The Capitol is arguably the most impressive structure on the National Mall and is a photographers dream to shoot…..especially with nice light and no too many people around. The Capitol was designed by William Thornton a physician and amateur architect who won a design competition for the project in 1793. He envisioned a three part structure with a central rotunda flanked by two pavilions, one for the House of Representatives & the other for the Senate. The cornerstone was laid November 18, 1793 by George Washington and the Senate pavilion was completed in 1800 followed by the House of Representatives pavilion in 1807. Over the years there have been four major renovations of the Capitol (largely to increase its size), with the most recent revision completed in 1960. In 1859 the length of the Capitol building was more than doubled from 352′ to 746′ which made the original dome proportionally too small and so a much larger dome was installed in 1863. This dome remains in place today and represents one of the biggest engineering feats of the 19th century. The dome is made up of two shells (inner & outer) weighing over nine million pounds and constructed of cast iron (painted on the exterior to look like white marble). Although cast iron has a specific gravity three times that of marble, using cast iron to construct the dome resulted in a stronger, lighter and more flexible dome than had marble been used. The Capitol dome expands and contracts about 4″ in diameter due to temperature fluctuations. The great rotunda of the Capitol, created by the dome, is just over 95′ in diameter and rises 183′ from the floor.
The views of the Capitol shown below are of the western facade of the building, the Senate pavilion is on the left and the House of Representatives on the right.

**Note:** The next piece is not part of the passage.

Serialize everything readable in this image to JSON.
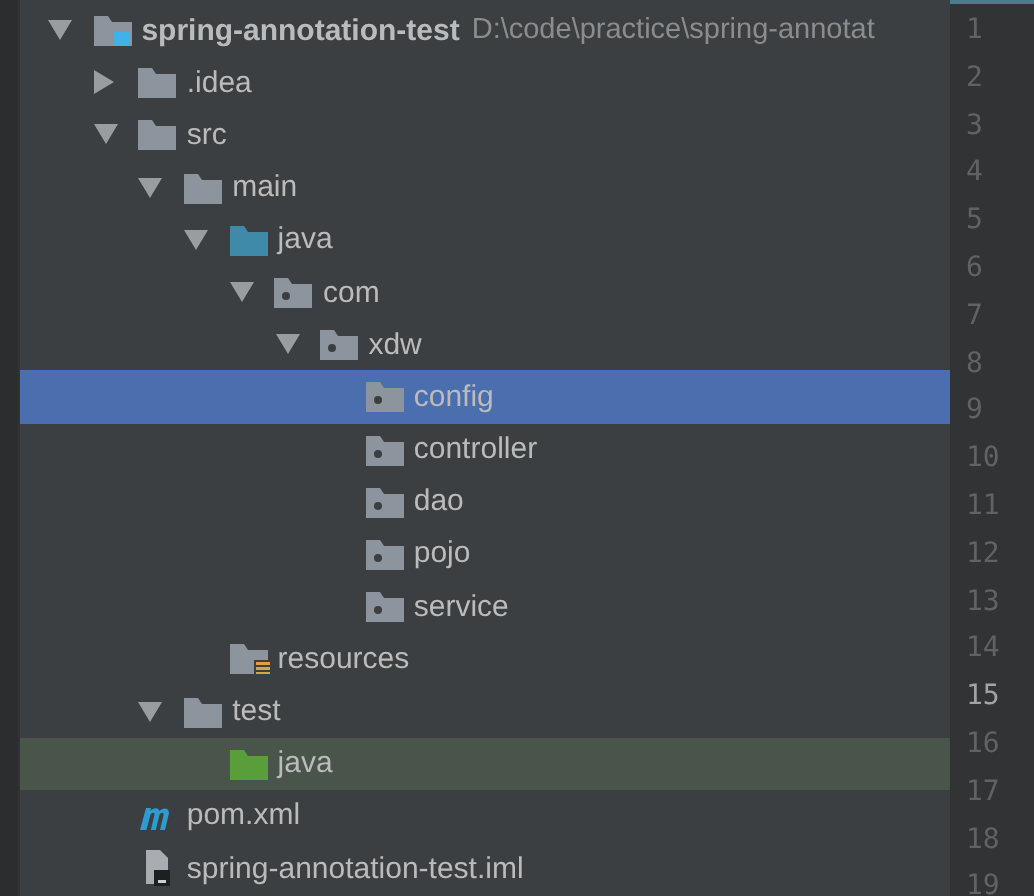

Notice the flags flying above the two pavilions signifying that both the House and Senate were sitting when these shots were taken.